Declaring imminent victory usually translates into impending loss in the world of sports, especially with 54 years of curses behind you. But even the hockey gods couldn't stop Messier's iron will, as the Moose went on to score a hat-trick in the third period and added an assist, leading the Rangers to a 4-2 win. The Rangers went on to win Game 7 in New York in double overtime, and they were on their way to a Finals berth with the Vancouver Canucks.
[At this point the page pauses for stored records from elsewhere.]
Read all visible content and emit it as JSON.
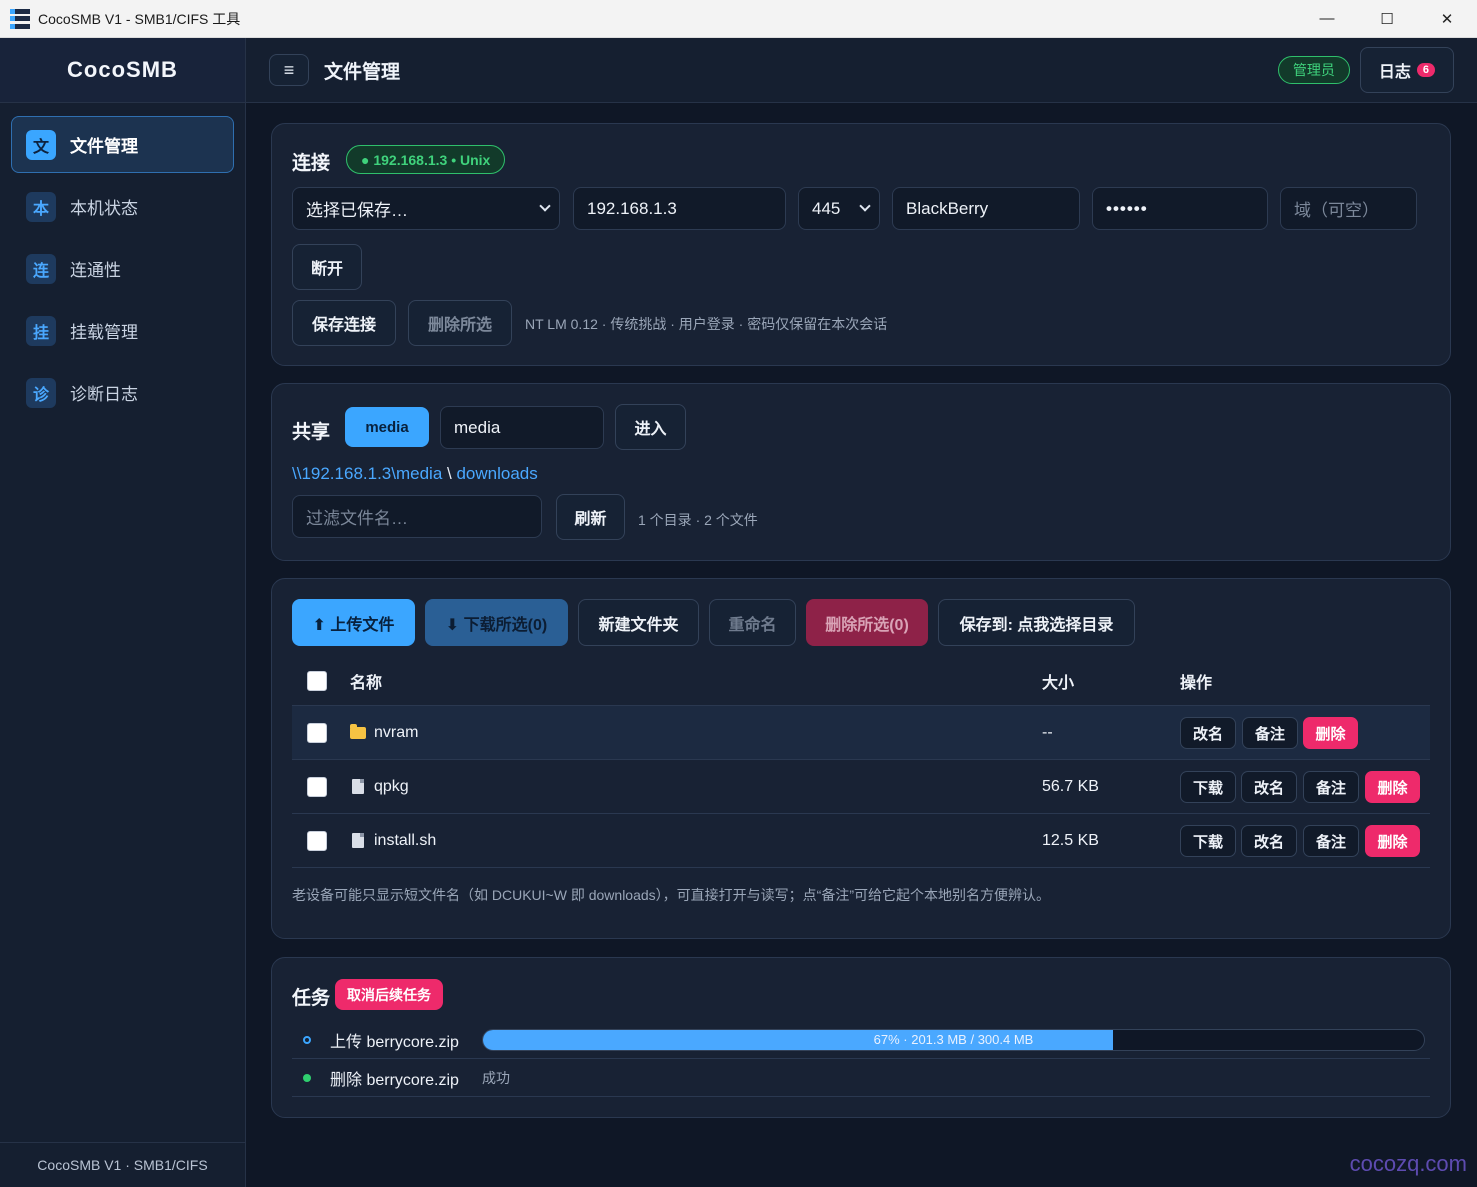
{
  "window": {
    "title": "CocoSMB V1 - SMB1/CIFS 工具"
  },
  "sidebar": {
    "brand": "CocoSMB",
    "items": [
      {
        "badge": "文",
        "label": "文件管理"
      },
      {
        "badge": "本",
        "label": "本机状态"
      },
      {
        "badge": "连",
        "label": "连通性"
      },
      {
        "badge": "挂",
        "label": "挂载管理"
      },
      {
        "badge": "诊",
        "label": "诊断日志"
      }
    ],
    "footer": "CocoSMB V1 · SMB1/CIFS"
  },
  "header": {
    "menu_icon": "≡",
    "title": "文件管理",
    "role_badge": "管理员",
    "log_label": "日志",
    "log_count": "6"
  },
  "connect": {
    "title": "连接",
    "status": "● 192.168.1.3 • Unix",
    "saved_select": "选择已保存…",
    "host": "192.168.1.3",
    "port": "445",
    "username": "BlackBerry",
    "password": "••••••",
    "domain_placeholder": "域（可空）",
    "disconnect": "断开",
    "save": "保存连接",
    "delete_selected": "删除所选",
    "info": "NT LM 0.12 · 传统挑战 · 用户登录 · 密码仅保留在本次会话"
  },
  "share": {
    "title": "共享",
    "active_share": "media",
    "share_input": "media",
    "enter": "进入",
    "path_root": "\\\\192.168.1.3\\media",
    "path_sep": " \\ ",
    "path_leaf": "downloads",
    "filter_placeholder": "过滤文件名…",
    "refresh": "刷新",
    "summary": "1 个目录 · 2 个文件"
  },
  "files": {
    "toolbar": {
      "upload": "⬆ 上传文件",
      "download": "⬇ 下载所选(0)",
      "new_folder": "新建文件夹",
      "rename": "重命名",
      "delete": "删除所选(0)",
      "save_to": "保存到: 点我选择目录"
    },
    "columns": {
      "name": "名称",
      "size": "大小",
      "ops": "操作"
    },
    "rows": [
      {
        "name": "nvram",
        "size": "--",
        "type": "folder"
      },
      {
        "name": "qpkg",
        "size": "56.7 KB",
        "type": "file"
      },
      {
        "name": "install.sh",
        "size": "12.5 KB",
        "type": "file"
      }
    ],
    "ops": {
      "download": "下载",
      "rename": "改名",
      "note": "备注",
      "delete": "删除"
    },
    "footnote": "老设备可能只显示短文件名（如 DCUKUI~W 即 downloads），可直接打开与读写；点“备注”可给它起个本地别名方便辨认。"
  },
  "tasks": {
    "title": "任务",
    "cancel": "取消后续任务",
    "items": [
      {
        "name": "上传 berrycore.zip",
        "progress": 0.67,
        "label": "67% · 201.3 MB / 300.4 MB"
      },
      {
        "name": "删除 berrycore.zip",
        "status": "成功"
      }
    ]
  },
  "watermark": "cocozq.com",
  "colors": {
    "accent": "#3ba6ff",
    "danger": "#ee2a6b",
    "success": "#2fcf6f",
    "background": "#0f1726"
  }
}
The finals truly was one for the ages, as it went a full seven games. Going into the deciding game the Canucks had the momentum, having won the previous two encounters. However in a thrilling winner-take-all game the Rangers won, with Messier scoring the winning goal. The image of Messier shaking with joy as Gary Bettman hands him the Cup has been immortalized in every NHL playoff highlight real. Lost in all of the excitment and curse breaking is the fact that Mark Messier became the first, and only player to captain two different teams to a championship in the history of North American pro-sports.
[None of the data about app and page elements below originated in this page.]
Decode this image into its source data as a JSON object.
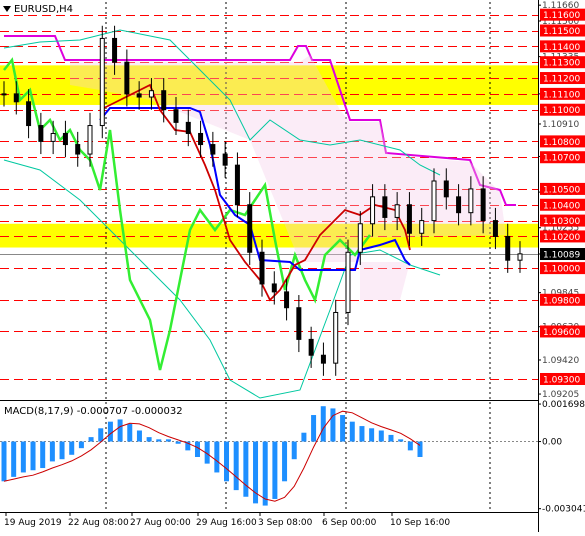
{
  "header": {
    "symbol_label": "EURUSD,H4"
  },
  "macd": {
    "label": "MACD(8,17,9) -0.000707 -0.000032"
  },
  "colors": {
    "price_line_red": "#ff0000",
    "price_label_red": "#ff0000",
    "current_price": "#000000",
    "yellow_zone": "#ffff00",
    "candles": "#000000",
    "kijun_blue": "#0000ff",
    "tenkan_red": "#cc0000",
    "chikou_green": "#33ee33",
    "cloud_magenta": "#dd00dd",
    "bollinger_cyan": "#00c8a0",
    "macd_hist": "#1e8fff",
    "macd_signal": "#cc0000"
  },
  "chart_data": [
    {
      "type": "line",
      "name": "EURUSD H4 price",
      "x_labels": [
        "19 Aug 2019",
        "22 Aug 08:00",
        "27 Aug 00:00",
        "29 Aug 16:00",
        "3 Sep 08:00",
        "6 Sep 00:00",
        "10 Sep 16:00"
      ],
      "ylim": [
        1.0918,
        1.1168
      ],
      "price_tick_labels": [
        "1.11660",
        "1.11560",
        "1.11335",
        "1.11100",
        "1.10910",
        "1.10705",
        "1.10480",
        "1.10255",
        "1.10089",
        "1.09845",
        "1.09630",
        "1.09420",
        "1.09205"
      ],
      "levels": [
        {
          "label": "1.11600",
          "value": 1.116
        },
        {
          "label": "1.11500",
          "value": 1.115
        },
        {
          "label": "1.11400",
          "value": 1.114
        },
        {
          "label": "1.11300",
          "value": 1.113
        },
        {
          "label": "1.11200",
          "value": 1.112
        },
        {
          "label": "1.11100",
          "value": 1.111
        },
        {
          "label": "1.11000",
          "value": 1.11
        },
        {
          "label": "1.10800",
          "value": 1.108
        },
        {
          "label": "1.10700",
          "value": 1.107
        },
        {
          "label": "1.10500",
          "value": 1.105
        },
        {
          "label": "1.10400",
          "value": 1.104
        },
        {
          "label": "1.10300",
          "value": 1.103
        },
        {
          "label": "1.10200",
          "value": 1.102
        },
        {
          "label": "1.10000",
          "value": 1.1
        },
        {
          "label": "1.09800",
          "value": 1.098
        },
        {
          "label": "1.09600",
          "value": 1.096
        },
        {
          "label": "1.09300",
          "value": 1.093
        }
      ],
      "current_price": {
        "label": "1.10089",
        "value": 1.10089
      },
      "zones": [
        {
          "from": 1.1103,
          "to": 1.1128
        },
        {
          "from": 1.1013,
          "to": 1.1028
        }
      ],
      "series": [
        {
          "name": "",
          "values": [
            1.111,
            1.1105,
            1.109,
            1.108,
            1.1085,
            1.1078,
            1.1072,
            1.109,
            1.1145,
            1.113,
            1.111,
            1.1108,
            1.1112,
            1.11,
            1.1092,
            1.1085,
            1.1078,
            1.1072,
            1.1065,
            1.104,
            1.101,
            1.099,
            1.0985,
            1.0975,
            1.0955,
            1.0945,
            1.094,
            1.0972,
            1.101,
            1.1028,
            1.1045,
            1.1032,
            1.104,
            1.1022,
            1.103,
            1.1055,
            1.1045,
            1.1035,
            1.105,
            1.103,
            1.102,
            1.1005,
            1.1009
          ]
        }
      ]
    },
    {
      "type": "bar",
      "name": "MACD histogram",
      "label": "MACD(8,17,9) -0.000707 -0.000032",
      "ylim": [
        -0.0031,
        0.0017
      ],
      "tick_labels": [
        "0.001698",
        "0.00",
        "-0.003041"
      ],
      "series": [
        {
          "name": "",
          "values": [
            -0.0018,
            -0.0016,
            -0.0014,
            -0.0013,
            -0.0012,
            -0.0009,
            -0.0008,
            -0.0006,
            -0.0003,
            0.0002,
            0.0006,
            0.0009,
            0.001,
            0.0008,
            0.0005,
            0.0002,
            0.0001,
            0.0001,
            -0.0001,
            -0.0004,
            -0.0007,
            -0.001,
            -0.0014,
            -0.0018,
            -0.0022,
            -0.0025,
            -0.0028,
            -0.0029,
            -0.0026,
            -0.0018,
            -0.0008,
            0.0004,
            0.0012,
            0.0016,
            0.0015,
            0.0012,
            0.0009,
            0.0007,
            0.0006,
            0.0005,
            0.0003,
            0.0001,
            -0.0004,
            -0.0007
          ]
        }
      ]
    }
  ]
}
A few years later, Messier would sign as a free agent with, ironically, the Vancouver Canucks. However, Messier and the Canucks did not experience a great deal of success during this time, and when his contract expired in 2000 he returned to New York to finish his career. During the press conference to announce his signing, Messier boldly guaranteed that the Rangers would make the playoffs that year. He may have been testing the hockey gods, who he had angered six years previously, as this guarantee would not come true. The people of New York did not seem to care though, as Messier could clearly do no wrong in their eyes.
Mark Messier finished his career after the NHL Lockout as the second all-time leading scorer in both regular season and playoff points, trailing only his former teammate, Wayne Gretzky. As incredible as that is though, for all of his 1887 career regular season points, people will always remember the 4 that he scored that fateful night in New Jersey. When Messier did something so rare and amazing. He kept a promise.
Until next time,